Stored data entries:
------

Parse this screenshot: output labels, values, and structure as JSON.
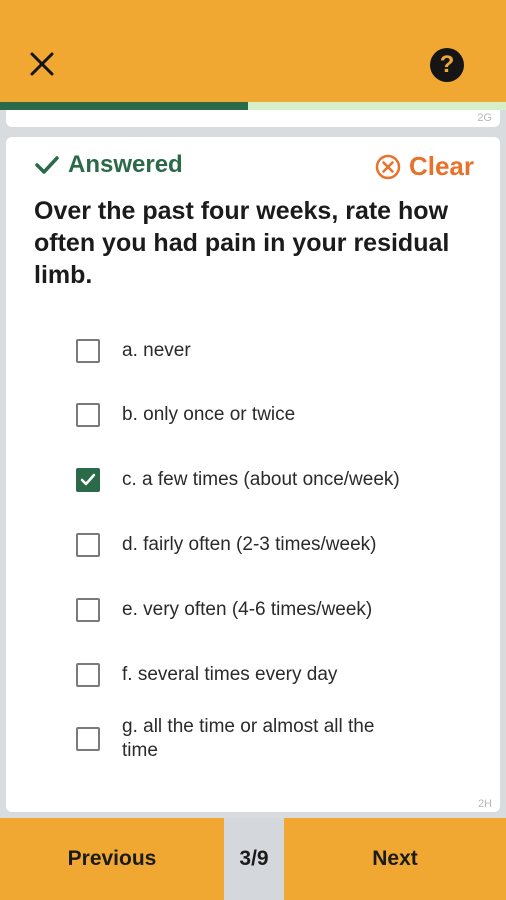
{
  "header": {
    "close_icon": "close-icon",
    "help_icon": "question-icon",
    "help_glyph": "?",
    "progress_fraction": 0.49
  },
  "prev_card": {
    "tag": "2G"
  },
  "card": {
    "status": {
      "label": "Answered",
      "icon": "check-icon",
      "color": "#2a6a49"
    },
    "clear": {
      "label": "Clear",
      "icon": "x-circle-icon",
      "color": "#e8722c"
    },
    "question": "Over the past four weeks, rate how often you had pain in your residual limb.",
    "options": [
      {
        "label": "a. never",
        "checked": false
      },
      {
        "label": "b. only once or twice",
        "checked": false
      },
      {
        "label": "c. a few times (about once/week)",
        "checked": true
      },
      {
        "label": "d. fairly often (2-3 times/week)",
        "checked": false
      },
      {
        "label": "e. very often (4-6 times/week)",
        "checked": false
      },
      {
        "label": "f. several times every day",
        "checked": false
      },
      {
        "label": "g. all the time or almost all the time",
        "checked": false
      }
    ],
    "tag": "2H"
  },
  "footer": {
    "previous_label": "Previous",
    "counter": "3/9",
    "next_label": "Next"
  },
  "colors": {
    "accent": "#f0a832",
    "primary_green": "#2a6a49",
    "clear_orange": "#e8722c"
  }
}
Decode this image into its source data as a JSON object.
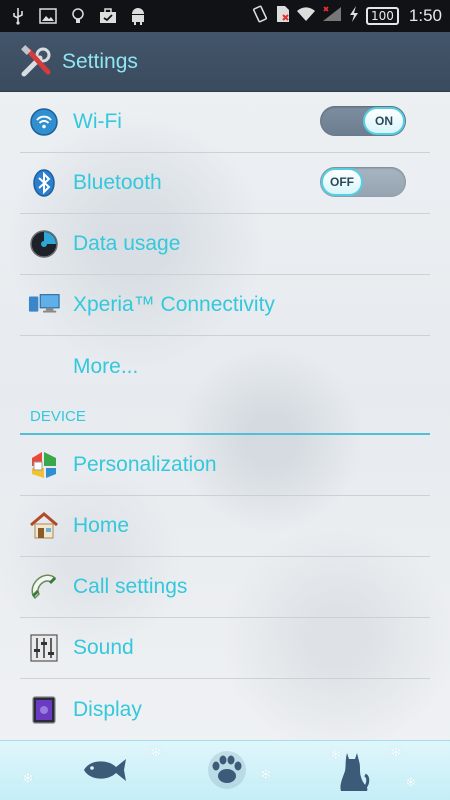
{
  "status_bar": {
    "battery": "100",
    "time": "1:50",
    "left_icons": [
      "usb-icon",
      "image-icon",
      "lightbulb-icon",
      "briefcase-icon",
      "android-icon"
    ],
    "right_icons": [
      "vibrate-icon",
      "sim-icon",
      "wifi-icon",
      "signal-icon",
      "charging-icon"
    ]
  },
  "action_bar": {
    "title": "Settings",
    "icon": "settings-tools-icon",
    "title_color": "#8fe6f2",
    "background": "#3e5064"
  },
  "wireless": {
    "items": [
      {
        "label": "Wi-Fi",
        "icon": "wifi-icon",
        "toggle": "ON"
      },
      {
        "label": "Bluetooth",
        "icon": "bluetooth-icon",
        "toggle": "OFF"
      },
      {
        "label": "Data usage",
        "icon": "data-usage-icon"
      },
      {
        "label": "Xperia™ Connectivity",
        "icon": "connectivity-icon"
      },
      {
        "label": "More..."
      }
    ]
  },
  "device": {
    "header": "DEVICE",
    "items": [
      {
        "label": "Personalization",
        "icon": "personalization-icon"
      },
      {
        "label": "Home",
        "icon": "home-icon"
      },
      {
        "label": "Call settings",
        "icon": "phone-icon"
      },
      {
        "label": "Sound",
        "icon": "equalizer-icon"
      },
      {
        "label": "Display",
        "icon": "display-icon"
      }
    ]
  },
  "dock": {
    "items": [
      "fish-icon",
      "paw-icon",
      "cat-icon"
    ]
  },
  "colors": {
    "accent": "#33c8dc",
    "divider_accent": "#52bfd6",
    "dock_bg": "#d2f1f8"
  }
}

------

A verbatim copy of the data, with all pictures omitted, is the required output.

Parse this screenshot: output labels, values, and structure as JSON.
{
  "header": {
    "close_icon": "close-icon",
    "help_icon": "question-icon",
    "help_glyph": "?",
    "progress_fraction": 0.49
  },
  "prev_card": {
    "tag": "2G"
  },
  "card": {
    "status": {
      "label": "Answered",
      "icon": "check-icon",
      "color": "#2a6a49"
    },
    "clear": {
      "label": "Clear",
      "icon": "x-circle-icon",
      "color": "#e8722c"
    },
    "question": "Over the past four weeks, rate how often you had pain in your residual limb.",
    "options": [
      {
        "label": "a. never",
        "checked": false
      },
      {
        "label": "b. only once or twice",
        "checked": false
      },
      {
        "label": "c. a few times (about once/week)",
        "checked": true
      },
      {
        "label": "d. fairly often (2-3 times/week)",
        "checked": false
      },
      {
        "label": "e. very often (4-6 times/week)",
        "checked": false
      },
      {
        "label": "f. several times every day",
        "checked": false
      },
      {
        "label": "g. all the time or almost all the time",
        "checked": false
      }
    ],
    "tag": "2H"
  },
  "footer": {
    "previous_label": "Previous",
    "counter": "3/9",
    "next_label": "Next"
  },
  "colors": {
    "accent": "#f0a832",
    "primary_green": "#2a6a49",
    "clear_orange": "#e8722c"
  }
}
Decode this image into its source data as a JSON object.
{
  "status_bar": {
    "battery": "100",
    "time": "1:50",
    "left_icons": [
      "usb-icon",
      "image-icon",
      "lightbulb-icon",
      "briefcase-icon",
      "android-icon"
    ],
    "right_icons": [
      "vibrate-icon",
      "sim-icon",
      "wifi-icon",
      "signal-icon",
      "charging-icon"
    ]
  },
  "action_bar": {
    "title": "Settings",
    "icon": "settings-tools-icon",
    "title_color": "#8fe6f2",
    "background": "#3e5064"
  },
  "wireless": {
    "items": [
      {
        "label": "Wi-Fi",
        "icon": "wifi-icon",
        "toggle": "ON"
      },
      {
        "label": "Bluetooth",
        "icon": "bluetooth-icon",
        "toggle": "OFF"
      },
      {
        "label": "Data usage",
        "icon": "data-usage-icon"
      },
      {
        "label": "Xperia™ Connectivity",
        "icon": "connectivity-icon"
      },
      {
        "label": "More..."
      }
    ]
  },
  "device": {
    "header": "DEVICE",
    "items": [
      {
        "label": "Personalization",
        "icon": "personalization-icon"
      },
      {
        "label": "Home",
        "icon": "home-icon"
      },
      {
        "label": "Call settings",
        "icon": "phone-icon"
      },
      {
        "label": "Sound",
        "icon": "equalizer-icon"
      },
      {
        "label": "Display",
        "icon": "display-icon"
      }
    ]
  },
  "dock": {
    "items": [
      "fish-icon",
      "paw-icon",
      "cat-icon"
    ]
  },
  "colors": {
    "accent": "#33c8dc",
    "divider_accent": "#52bfd6",
    "dock_bg": "#d2f1f8"
  }
}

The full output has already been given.